Equation 7 Image Tools |
Equation (Uncited) Image Tools |

_{i,t}, as defined in equation 7, is a discrete variable; therefore, its probability density function can be calculated by summing the probability of all possible distributions of patients across the pain score classes, such that PS

_{i,t}is equal to r:

_{i,r}is defined as the set of all possible patient distributions into pain classes resulting for combination i in a PS

_{i,t}of value r:

_{min}= g(1) · n

_{i}to r

_{max}= g(h

_{max}) · n

_{i}with a step size of Δr = 0.4. Let us denote as k (from 1 to k

_{max}) the index running from r

_{min}to r

_{max}.

Equation 8 Image Tools |
Equation 9 Image Tools |
Equation 10 Image Tools |

_{i,t}, assumes the value r for every possible r, from a given realization {n

_{i,1}, …, n

_{i,hmax}}.

Equation (Uncited) Image Tools |
Equation (Uncited) Image Tools |

_{1}, c

_{2}, …, c

_{m}} by increasing pain scores as in equation 2. Let us define the two groups

_{q,t}) lower than the lowest pain score in the group B (PS

_{q + 1,t}),

*i.e.*,

_{q+1,t}> PS

_{q,t}) is maximum.

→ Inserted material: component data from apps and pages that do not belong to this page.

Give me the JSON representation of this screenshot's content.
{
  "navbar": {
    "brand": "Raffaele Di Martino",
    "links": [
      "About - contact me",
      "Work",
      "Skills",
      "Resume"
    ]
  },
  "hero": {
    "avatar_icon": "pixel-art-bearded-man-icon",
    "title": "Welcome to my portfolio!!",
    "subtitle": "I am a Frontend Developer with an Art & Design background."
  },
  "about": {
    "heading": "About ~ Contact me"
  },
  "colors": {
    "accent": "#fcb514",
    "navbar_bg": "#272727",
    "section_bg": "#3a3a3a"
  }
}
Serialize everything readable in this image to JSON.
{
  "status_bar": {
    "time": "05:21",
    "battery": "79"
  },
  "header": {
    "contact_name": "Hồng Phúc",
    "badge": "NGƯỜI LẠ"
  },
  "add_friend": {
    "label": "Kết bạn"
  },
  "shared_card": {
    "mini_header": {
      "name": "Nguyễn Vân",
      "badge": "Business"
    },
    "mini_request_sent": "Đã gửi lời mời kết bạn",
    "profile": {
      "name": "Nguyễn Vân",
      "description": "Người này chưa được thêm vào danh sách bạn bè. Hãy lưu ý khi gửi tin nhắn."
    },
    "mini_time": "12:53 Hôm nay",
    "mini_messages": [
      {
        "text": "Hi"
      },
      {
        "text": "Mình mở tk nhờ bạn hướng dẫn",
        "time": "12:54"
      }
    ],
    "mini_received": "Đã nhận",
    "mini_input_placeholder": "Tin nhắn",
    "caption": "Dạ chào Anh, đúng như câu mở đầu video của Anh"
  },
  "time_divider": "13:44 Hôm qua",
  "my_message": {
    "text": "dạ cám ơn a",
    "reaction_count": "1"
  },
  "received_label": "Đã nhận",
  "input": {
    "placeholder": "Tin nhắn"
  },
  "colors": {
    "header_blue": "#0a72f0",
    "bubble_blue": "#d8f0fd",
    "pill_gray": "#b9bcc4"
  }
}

_{A,t}< PS

_{F,t}, PS

_{F,t}< PS

_{H,t}, PS

_{H,t}< PS

_{G,t}, PS

_{G,t}< PS

_{E,t}, PS

_{E,t}< PS

_{B,t}, PS

_{B,t}< PS

_{C,t}, PS

_{C,t}< PS

_{D,t}) according to equation 12, and we chose the highest probability as the cutting point for the partitioning of the complexes. The highest probability occurs between the combination G and E with P(PS

_{G,t}< PS

_{E,t}) = 0.97.

*i.e.*, violate the toxicity constraint). That happened in our study when combination I of complex 2 and combination L of complex 4 were tested. In these two cases, it was necessary to apply the regression model proposed by Berenbaum

^{14}to perform a step back from the toxicity into the therapeutic response surface.

##### Logistic Regression

Equation 13 Image Tools |
Equation (Uncited) Image Tools |

*P*is the probability of side effect, x

_{1}, x

_{2}, and x

_{3}are the concentrations of bupivacaine, fentanyl, and clonidine, respectively, and α

_{1}, α

_{2}, and α

_{3}are the corresponding regression coefficients. By explicitating the regressors in equation 13, we obtain

_{1}, α

_{2}, and α

_{3}can be calculated

*via*linear regression by replacing x

_{1}, x

_{2}, and x

_{3}with the concentrations of bupivacaine, fentanyl, and clonidine in each of the combinations investigated. For each combination,

*P*can be substituted with an estimate of the probability of side effects π:

_{1}, α

_{2}, and α

_{3}by using combinations A–I and the occurrence of motor block as reported in table 7. Only bupivacaine proved to be a statistically significant regressor (α

_{1}= 1.0 with significance

*P*= 0.01, α

_{2}= α

_{3}= 0.0), which is consistent with the notion that only bupivacaine, among the drugs investigated, produces motor block. Therefore, we averaged bupivacaine concentration in the good combinations for identifying the new combination in the optimization procedure. Cited Here...